- [EXERCISE DESCRIPTION] I would like you to output every record below exactly, apart from the pictures.
----- GIVEN DATA -----
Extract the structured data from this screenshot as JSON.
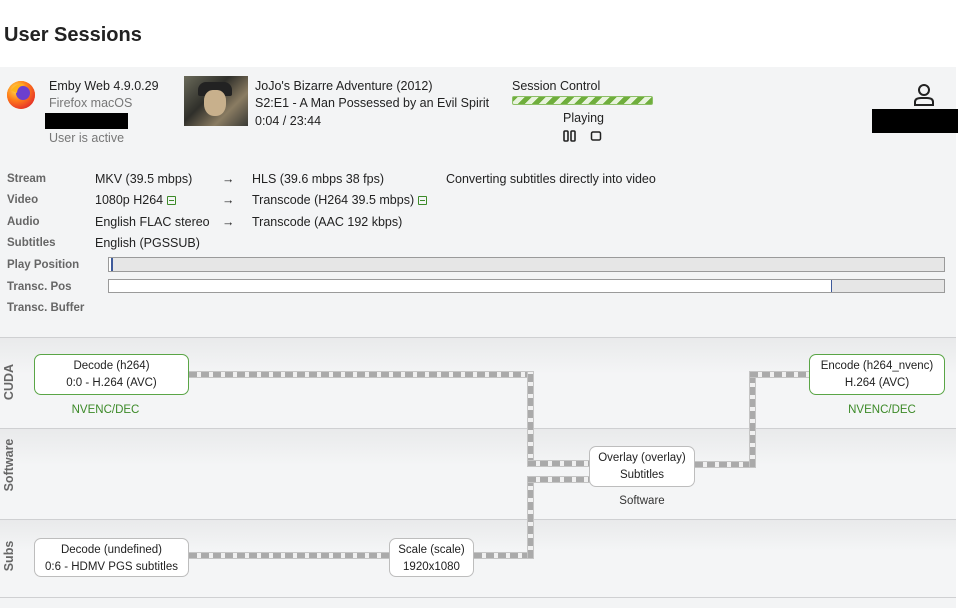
{
  "page_title": "User Sessions",
  "session": {
    "client": "Emby Web 4.9.0.29",
    "device": "Firefox macOS",
    "user_status": "User is active",
    "item_title": "JoJo's Bizarre Adventure (2012)",
    "episode": "S2:E1 - A Man Possessed by an Evil Spirit",
    "time": "0:04 / 23:44",
    "control_label": "Session Control",
    "play_state": "Playing",
    "arrow": "→",
    "stream": {
      "label": "Stream",
      "source": "MKV (39.5 mbps)",
      "target": "HLS (39.6 mbps 38 fps)",
      "note": "Converting subtitles directly into video"
    },
    "video": {
      "label": "Video",
      "source": "1080p H264",
      "target": "Transcode (H264 39.5 mbps)"
    },
    "audio": {
      "label": "Audio",
      "source": "English FLAC stereo",
      "target": "Transcode (AAC 192 kbps)"
    },
    "subtitles": {
      "label": "Subtitles",
      "source": "English (PGSSUB)"
    },
    "play_position": {
      "label": "Play Position",
      "progress": 0.0028
    },
    "transc_pos": {
      "label": "Transc. Pos",
      "progress": 0.865
    },
    "transc_buffer": {
      "label": "Transc. Buffer"
    }
  },
  "pipeline": {
    "lanes": [
      "CUDA",
      "Software",
      "Subs"
    ],
    "decode_h264": {
      "title": "Decode (h264)",
      "detail": "0:0 - H.264 (AVC)",
      "caption": "NVENC/DEC"
    },
    "encode": {
      "title": "Encode (h264_nvenc)",
      "detail": "H.264 (AVC)",
      "caption": "NVENC/DEC"
    },
    "overlay": {
      "title": "Overlay (overlay)",
      "detail": "Subtitles",
      "caption": "Software"
    },
    "decode_subs": {
      "title": "Decode (undefined)",
      "detail": "0:6 - HDMV PGS subtitles"
    },
    "scale": {
      "title": "Scale (scale)",
      "detail": "1920x1080"
    }
  },
  "colors": {
    "accent_green": "#3c8a28",
    "progress_green": "#6fae3c",
    "position_marker": "#3e5a9a"
  },
  "icons": [
    "firefox-icon",
    "user-icon",
    "pause-icon",
    "stop-icon",
    "subtitle-icon"
  ]
}
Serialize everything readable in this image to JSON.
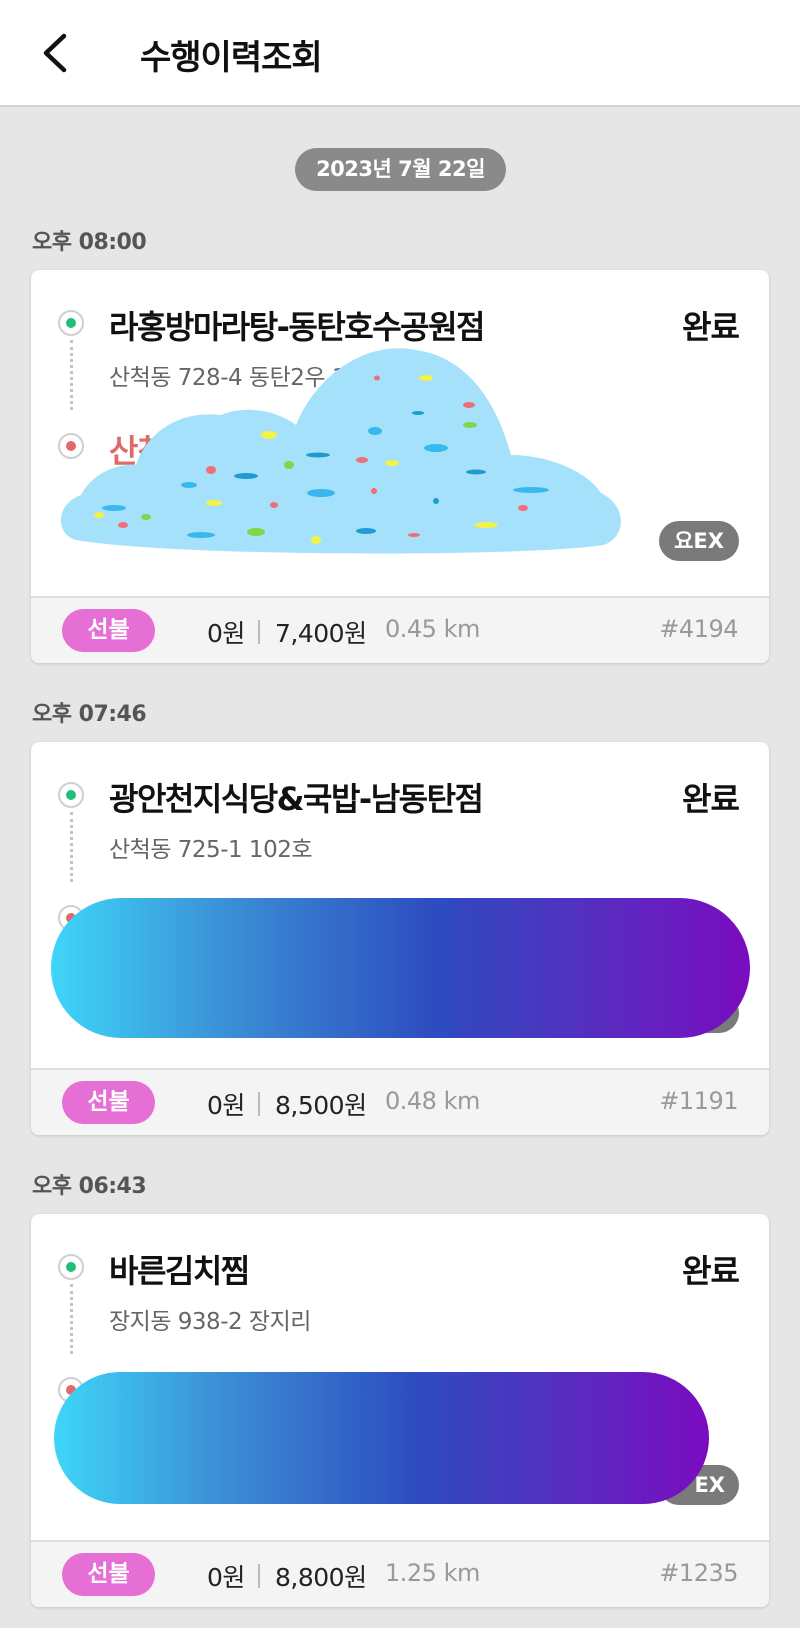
{
  "header": {
    "title": "수행이력조회",
    "back_icon": "chevron-left-icon"
  },
  "date_pill": "2023년 7월 22일",
  "orders": [
    {
      "time": "오후 08:00",
      "store": "라홍방마라탕-동탄호수공원점",
      "status": "완료",
      "store_address": "산척동 728-4 동탄2우                  117호",
      "dest_name": "산척동",
      "dest_address": "산",
      "badge": "요EX",
      "payment": "선불",
      "fee": "0원",
      "amount": "7,400원",
      "distance": "0.45 km",
      "order_no": "#4194"
    },
    {
      "time": "오후 07:46",
      "store": "광안천지식당&국밥-남동탄점",
      "status": "완료",
      "store_address": "산척동 725-1 102호",
      "payment": "선불",
      "fee": "0원",
      "amount": "8,500원",
      "distance": "0.48 km",
      "order_no": "#1191"
    },
    {
      "time": "오후 06:43",
      "store": "바른김치찜",
      "status": "완료",
      "store_address": "장지동 938-2 장지리",
      "badge": "EX",
      "payment": "선불",
      "fee": "0원",
      "amount": "8,800원",
      "distance": "1.25 km",
      "order_no": "#1235"
    }
  ],
  "colors": {
    "pay_pill": "#e66fd6",
    "status_dot_origin": "#1fbf7a",
    "status_dot_dest": "#e06a6a",
    "date_pill": "#8a8a8a"
  }
}
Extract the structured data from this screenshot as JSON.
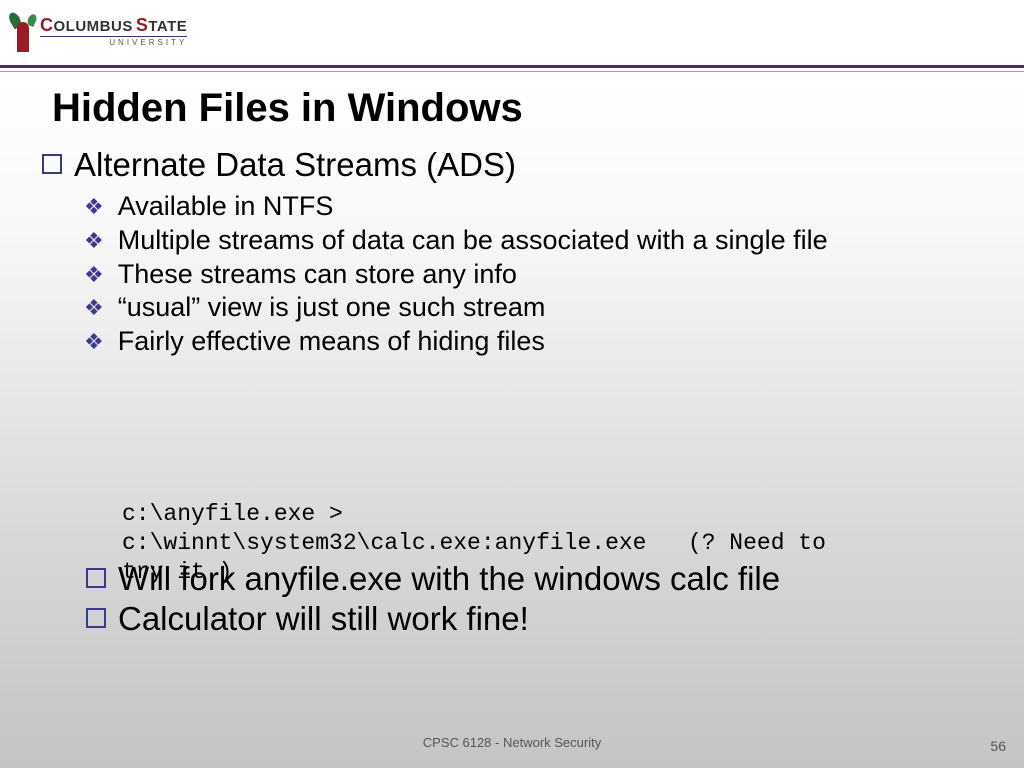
{
  "logo": {
    "line1a": "C",
    "line1b": "OLUMBUS",
    "line1c": "S",
    "line1d": "TATE",
    "line2": "UNIVERSITY"
  },
  "title": "Hidden Files in Windows",
  "main_bullet": "Alternate Data Streams (ADS)",
  "sub_bullets": [
    "Available in NTFS",
    "Multiple streams of data can be associated with a single file",
    "These streams can store any info",
    "“usual” view is just one such stream",
    "Fairly effective means of hiding files"
  ],
  "code": {
    "line1": "c:\\anyfile.exe >",
    "line2": "c:\\winnt\\system32\\calc.exe:anyfile.exe   (? Need to",
    "line3": "try it.)"
  },
  "overlay_bullets": [
    "Will fork anyfile.exe with the windows calc file",
    "Calculator will still work fine!"
  ],
  "footer": {
    "course": "CPSC 6128 - Network Security",
    "page": "56"
  }
}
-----
- [EXERCISE SOLUTION]
Extract the structured data from this screenshot as JSON.
{
  "page_title": "User Sessions",
  "session": {
    "client": "Emby Web 4.9.0.29",
    "device": "Firefox macOS",
    "user_status": "User is active",
    "item_title": "JoJo's Bizarre Adventure (2012)",
    "episode": "S2:E1 - A Man Possessed by an Evil Spirit",
    "time": "0:04 / 23:44",
    "control_label": "Session Control",
    "play_state": "Playing",
    "arrow": "→",
    "stream": {
      "label": "Stream",
      "source": "MKV (39.5 mbps)",
      "target": "HLS (39.6 mbps 38 fps)",
      "note": "Converting subtitles directly into video"
    },
    "video": {
      "label": "Video",
      "source": "1080p H264",
      "target": "Transcode (H264 39.5 mbps)"
    },
    "audio": {
      "label": "Audio",
      "source": "English FLAC stereo",
      "target": "Transcode (AAC 192 kbps)"
    },
    "subtitles": {
      "label": "Subtitles",
      "source": "English (PGSSUB)"
    },
    "play_position": {
      "label": "Play Position",
      "progress": 0.0028
    },
    "transc_pos": {
      "label": "Transc. Pos",
      "progress": 0.865
    },
    "transc_buffer": {
      "label": "Transc. Buffer"
    }
  },
  "pipeline": {
    "lanes": [
      "CUDA",
      "Software",
      "Subs"
    ],
    "decode_h264": {
      "title": "Decode (h264)",
      "detail": "0:0 - H.264 (AVC)",
      "caption": "NVENC/DEC"
    },
    "encode": {
      "title": "Encode (h264_nvenc)",
      "detail": "H.264 (AVC)",
      "caption": "NVENC/DEC"
    },
    "overlay": {
      "title": "Overlay (overlay)",
      "detail": "Subtitles",
      "caption": "Software"
    },
    "decode_subs": {
      "title": "Decode (undefined)",
      "detail": "0:6 - HDMV PGS subtitles"
    },
    "scale": {
      "title": "Scale (scale)",
      "detail": "1920x1080"
    }
  },
  "colors": {
    "accent_green": "#3c8a28",
    "progress_green": "#6fae3c",
    "position_marker": "#3e5a9a"
  },
  "icons": [
    "firefox-icon",
    "user-icon",
    "pause-icon",
    "stop-icon",
    "subtitle-icon"
  ]
}
Serialize everything readable in this image to JSON.
{
  "header": {
    "title": "수행이력조회",
    "back_icon": "chevron-left-icon"
  },
  "date_pill": "2023년 7월 22일",
  "orders": [
    {
      "time": "오후 08:00",
      "store": "라홍방마라탕-동탄호수공원점",
      "status": "완료",
      "store_address": "산척동 728-4 동탄2우                  117호",
      "dest_name": "산척동",
      "dest_address": "산",
      "badge": "요EX",
      "payment": "선불",
      "fee": "0원",
      "amount": "7,400원",
      "distance": "0.45 km",
      "order_no": "#4194"
    },
    {
      "time": "오후 07:46",
      "store": "광안천지식당&국밥-남동탄점",
      "status": "완료",
      "store_address": "산척동 725-1 102호",
      "payment": "선불",
      "fee": "0원",
      "amount": "8,500원",
      "distance": "0.48 km",
      "order_no": "#1191"
    },
    {
      "time": "오후 06:43",
      "store": "바른김치찜",
      "status": "완료",
      "store_address": "장지동 938-2 장지리",
      "badge": "EX",
      "payment": "선불",
      "fee": "0원",
      "amount": "8,800원",
      "distance": "1.25 km",
      "order_no": "#1235"
    }
  ],
  "colors": {
    "pay_pill": "#e66fd6",
    "status_dot_origin": "#1fbf7a",
    "status_dot_dest": "#e06a6a",
    "date_pill": "#8a8a8a"
  }
}
Extract the structured data from this screenshot as JSON.
{
  "logo": {
    "line1a": "C",
    "line1b": "OLUMBUS",
    "line1c": "S",
    "line1d": "TATE",
    "line2": "UNIVERSITY"
  },
  "title": "Hidden Files in Windows",
  "main_bullet": "Alternate Data Streams (ADS)",
  "sub_bullets": [
    "Available in NTFS",
    "Multiple streams of data can be associated with a single file",
    "These streams can store any info",
    "“usual” view is just one such stream",
    "Fairly effective means of hiding files"
  ],
  "code": {
    "line1": "c:\\anyfile.exe >",
    "line2": "c:\\winnt\\system32\\calc.exe:anyfile.exe   (? Need to",
    "line3": "try it.)"
  },
  "overlay_bullets": [
    "Will fork anyfile.exe with the windows calc file",
    "Calculator will still work fine!"
  ],
  "footer": {
    "course": "CPSC 6128 - Network Security",
    "page": "56"
  }
}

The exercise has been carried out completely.